Sadly, the Jake Heaps that took the field against Idaho State was the same old Jake Heaps. The problems and troubling trends that existed in the first five games were readily apparent with Heaps at the helm against Idaho State. Consider the following:
- Heaps had four offensive series. They ended as follows: turnover, punt, touchdown, turnover. A 2:1 turnover to touchdown ratio.
- Heaps zeroed in on Ross Apo. Two of his first three passes were to Apo. (Apo left the game after Heaps’ first series.)
- Heaps averaged just 6.7 yards per attempt, and only 8.4 yards per completion. Those numbers weren’t too far off his season averages of 5.3 yards per attempt and 9.5 yards per completion.
I had been waiting for the TCU game and Riley Nelson’s performance to better judge how the quarterbacks should be managed in 2012. After Heaps played the same way against a very bad FCS foe as he did against FBS teams, it might not matter what Nelson does this Friday.
Nevertheless, I still believe in Heaps.
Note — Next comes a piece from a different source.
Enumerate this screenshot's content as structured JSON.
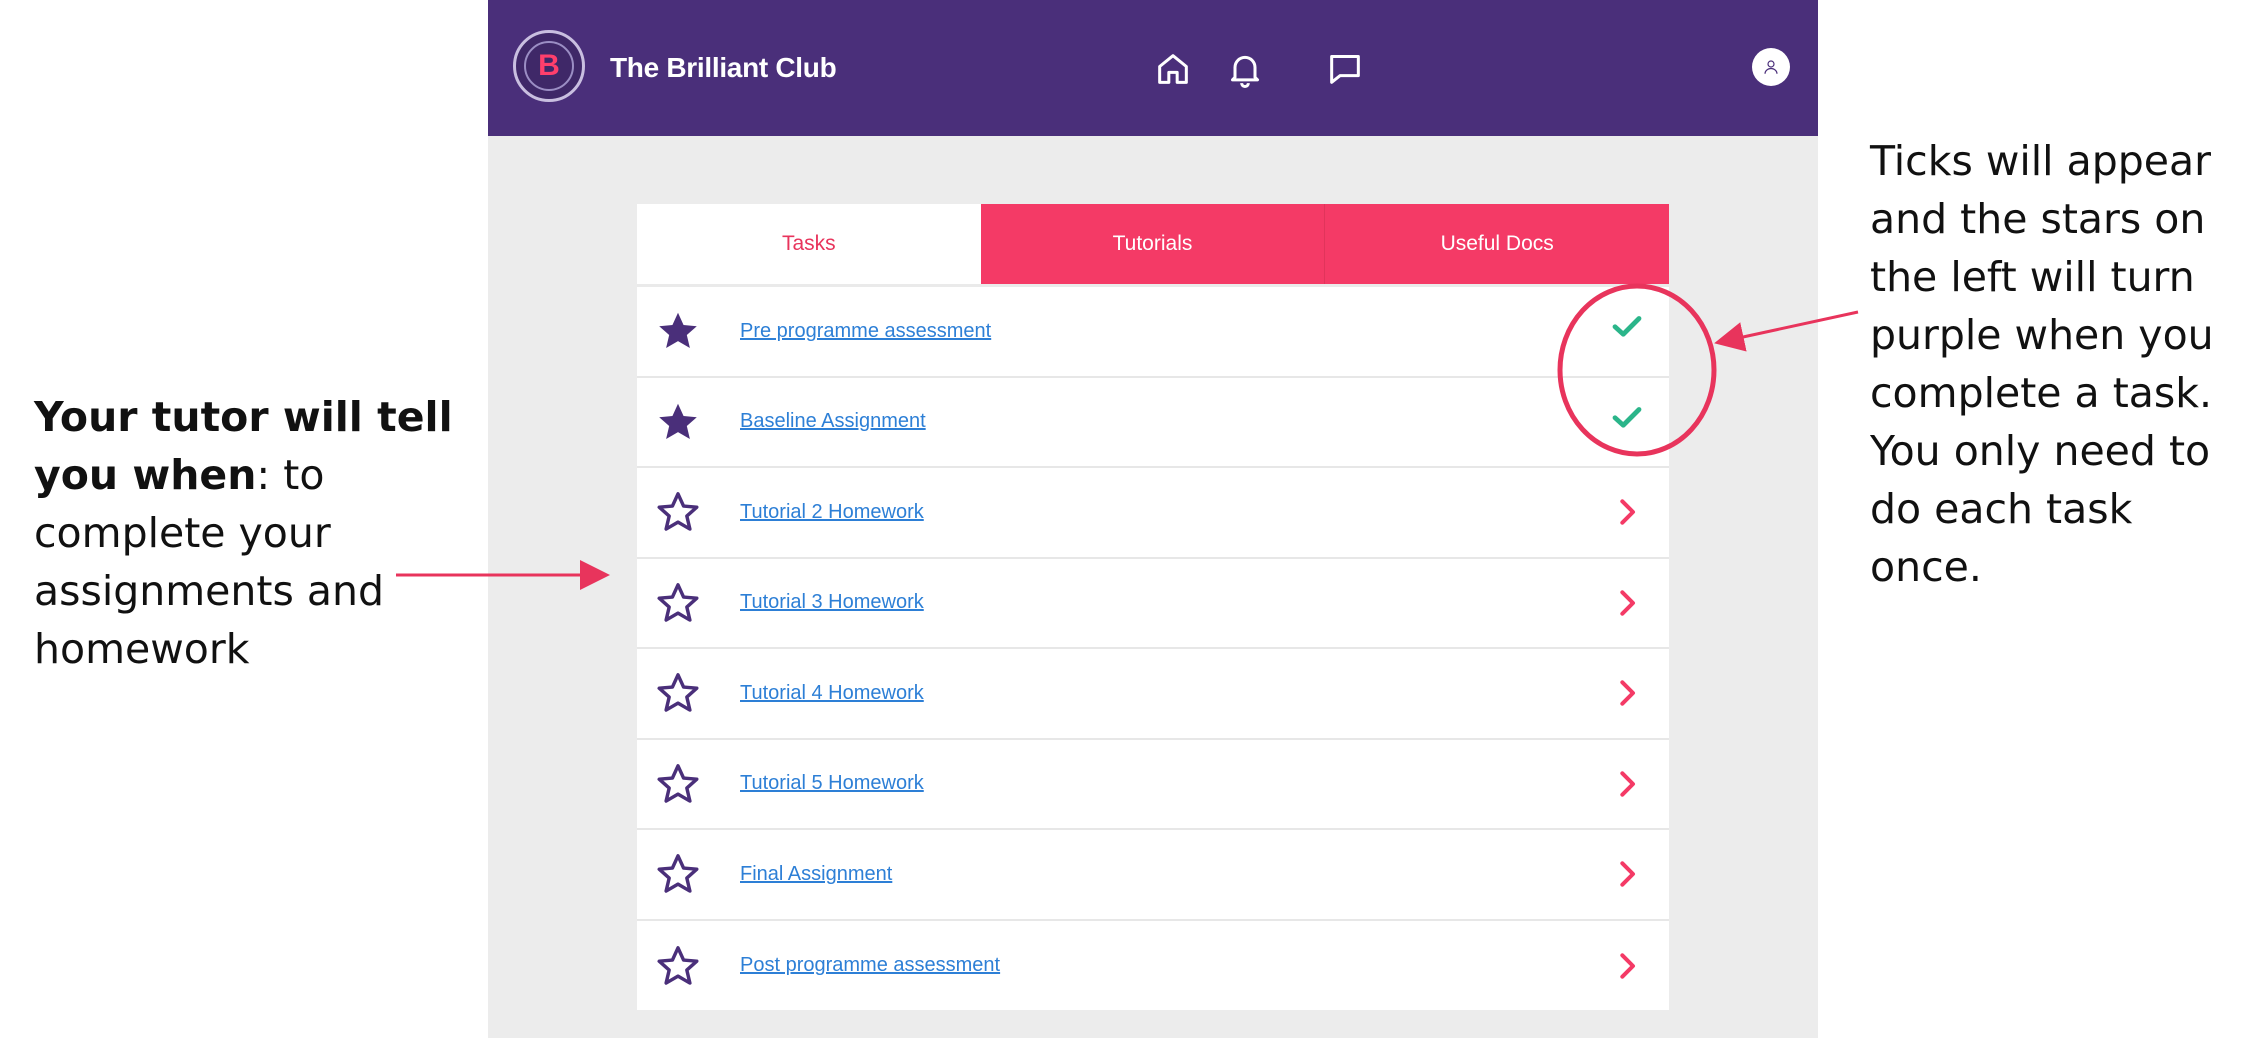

I still expect Heaps to finish his BYU career as a member of the quarterback club. The take home message last Saturday was that it is going to take more work than I originally thought—more work from Heaps and more work from Brandon Doman. More work means more time, which favors redshirting Heaps in 2012.
Hopefully, Heaps gets two more chances this year against Idaho and New Mexico State, and he can take a step or two forward in those games.
The Editor appreciates all feedback. He can be reached via email at firstname.lastname@example.org